2. This means that the joy of the LORD is our refuge; it is a place of protection. In fact, the HCSB translates Nehemiah 8:10 like this: “Do not grieve, because the joy of the Lord is your stronghold.”

When we let go of joy, we make ourselves vulnerable to the enemy.

3. So … if joy is a weapon, then perhaps it is a shield, which offers protection. Roman soldiers had shields which would completely cover them, protecting them from attacks above or from the side.

4. The apostle Paul said that our faith functions as a spiritual shield. Could joy be a part of our faith? It is! It is a core piece, just as metal was sometimes the core piece of a Roman shield.

Joy is the faith that God loves us passionately and personally, intensely and intimately. Joy is the faith that God will keep His covenant promises to us without fail. Our conviction that we can trust God implicitly is what protects us from the schemes of the enemy.

Joy is not an emotion, although it can be expressed as an emotion. Joy is something we do: joy is choosing to believe that God loves us.

Perhaps we can say that joy is like the inner layer of metal within an ancient shield, adding strength to the wood and leather.joy

5. If joy is a weapon, then it is a shield of defense. We can choose to keep ourselves within the refuge of joy, keeping our thoughts and spirits deeply sheltered within the love of Christ—a love that is so wide and long and high and deep that it covers us fully and endlessly (Ephesians 3:18).

6. In researching Roman shields, I learned that the ancient shield was not only defensive but also offensive. How interesting! In fact, some claim that the Roman shield was primarily offensive. It was actually used to punch the enemy. It was the Roman soldier’s “main weapon.”[ii]

So … if joy is a shield, then it is also offensive. I love that! We do not only protect ourselves through joy, but we also advance through joy. We come against the enemy—we overcome the enemy–when we practice tenacious joy.

Here is how we “punch the enemy” with a shield of joy:

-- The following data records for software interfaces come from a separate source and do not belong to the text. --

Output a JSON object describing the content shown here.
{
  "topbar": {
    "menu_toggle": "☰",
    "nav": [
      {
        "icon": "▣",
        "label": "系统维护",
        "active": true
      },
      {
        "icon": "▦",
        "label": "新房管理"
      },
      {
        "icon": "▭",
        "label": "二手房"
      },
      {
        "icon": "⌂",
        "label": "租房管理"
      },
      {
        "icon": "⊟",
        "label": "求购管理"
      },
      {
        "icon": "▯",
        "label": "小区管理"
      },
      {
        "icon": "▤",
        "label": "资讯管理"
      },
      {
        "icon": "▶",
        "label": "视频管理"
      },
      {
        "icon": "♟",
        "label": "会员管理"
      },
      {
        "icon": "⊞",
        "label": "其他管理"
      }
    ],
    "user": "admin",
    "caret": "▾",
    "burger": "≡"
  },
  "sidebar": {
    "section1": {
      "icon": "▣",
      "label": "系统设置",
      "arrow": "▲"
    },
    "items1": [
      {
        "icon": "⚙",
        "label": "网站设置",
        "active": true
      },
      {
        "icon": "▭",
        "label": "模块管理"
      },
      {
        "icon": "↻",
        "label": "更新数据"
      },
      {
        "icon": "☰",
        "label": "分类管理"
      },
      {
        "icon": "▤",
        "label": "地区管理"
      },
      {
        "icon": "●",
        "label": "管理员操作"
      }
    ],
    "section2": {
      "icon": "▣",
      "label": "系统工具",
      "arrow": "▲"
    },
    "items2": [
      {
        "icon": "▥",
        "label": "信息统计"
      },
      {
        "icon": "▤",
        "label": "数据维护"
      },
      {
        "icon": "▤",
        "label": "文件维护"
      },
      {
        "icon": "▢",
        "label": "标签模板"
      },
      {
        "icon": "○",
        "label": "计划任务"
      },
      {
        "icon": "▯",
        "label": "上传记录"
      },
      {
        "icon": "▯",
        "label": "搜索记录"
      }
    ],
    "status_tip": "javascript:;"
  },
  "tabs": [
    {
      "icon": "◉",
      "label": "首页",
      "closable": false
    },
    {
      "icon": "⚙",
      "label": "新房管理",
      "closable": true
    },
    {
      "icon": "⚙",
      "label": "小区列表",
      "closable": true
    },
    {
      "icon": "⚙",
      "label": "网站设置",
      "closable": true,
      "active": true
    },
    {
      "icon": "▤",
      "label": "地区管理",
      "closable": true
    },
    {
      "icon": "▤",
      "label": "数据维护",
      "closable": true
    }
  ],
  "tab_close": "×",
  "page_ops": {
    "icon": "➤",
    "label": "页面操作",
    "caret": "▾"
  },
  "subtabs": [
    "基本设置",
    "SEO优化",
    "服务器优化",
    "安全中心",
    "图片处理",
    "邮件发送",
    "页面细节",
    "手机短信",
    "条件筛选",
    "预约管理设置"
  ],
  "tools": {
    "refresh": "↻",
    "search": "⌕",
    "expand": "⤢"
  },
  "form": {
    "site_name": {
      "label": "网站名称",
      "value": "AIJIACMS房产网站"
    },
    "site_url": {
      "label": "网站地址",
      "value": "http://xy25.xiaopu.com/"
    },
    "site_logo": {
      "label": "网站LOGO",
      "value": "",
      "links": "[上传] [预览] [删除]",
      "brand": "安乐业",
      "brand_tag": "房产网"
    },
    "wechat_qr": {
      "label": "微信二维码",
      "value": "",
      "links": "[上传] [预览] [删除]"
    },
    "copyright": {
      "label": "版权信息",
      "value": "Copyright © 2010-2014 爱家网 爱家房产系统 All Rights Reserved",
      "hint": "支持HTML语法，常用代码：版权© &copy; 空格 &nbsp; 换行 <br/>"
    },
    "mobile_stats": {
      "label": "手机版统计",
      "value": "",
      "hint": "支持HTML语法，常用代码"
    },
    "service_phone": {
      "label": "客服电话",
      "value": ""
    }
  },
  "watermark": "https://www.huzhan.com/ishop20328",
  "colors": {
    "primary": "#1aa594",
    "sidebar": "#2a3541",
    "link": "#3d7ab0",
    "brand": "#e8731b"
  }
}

We will believe that God loves us. (Pow!) We will believe that God is actively loving us right now in this situation. (Crash!) We will believe that God’s love in unfailing. (Wham!) We will believe that God’s love for us is perfect, wise, and powerful. (Boom!) We will believe that God withholds no good thing from those who belong to Him. (Smash!)

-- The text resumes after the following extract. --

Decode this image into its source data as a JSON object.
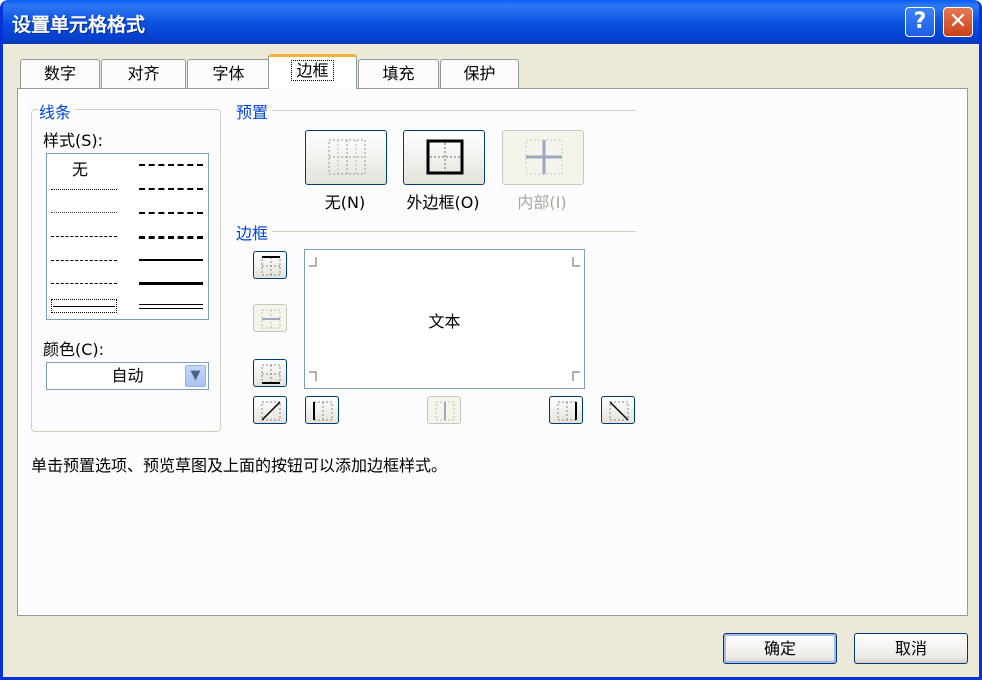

7. So … yes, I think that joy is a weapon. Our shield of faith, strengthened with a core of joy, is a powerful spiritual weapon. As we believe truth, including the truths of love which strengthen us with joy, we are well equipped for victorious battle.

Ann Voskamp puts it this way:

The joy of the Lord is your strength and the person of Christ is your unassailable joy – and the battle for joy is nothing less than fighting the good fight of faith.[iii]

Take up your shield of faith, with its strong core of joy, and watch God win!

 

[i]  Worthy Publishing. 2015.

[ii] http://web.utk.edu/~cohprima/scutum.html. Accessed 6-6-15.

[iii] http://www.aholyexperience.com/2015/06/when-you-want-to-thrive-instead-of-just-barely-survive/

(Shield) Image courtesy of vectorolie at FreeDigitalPhotos.net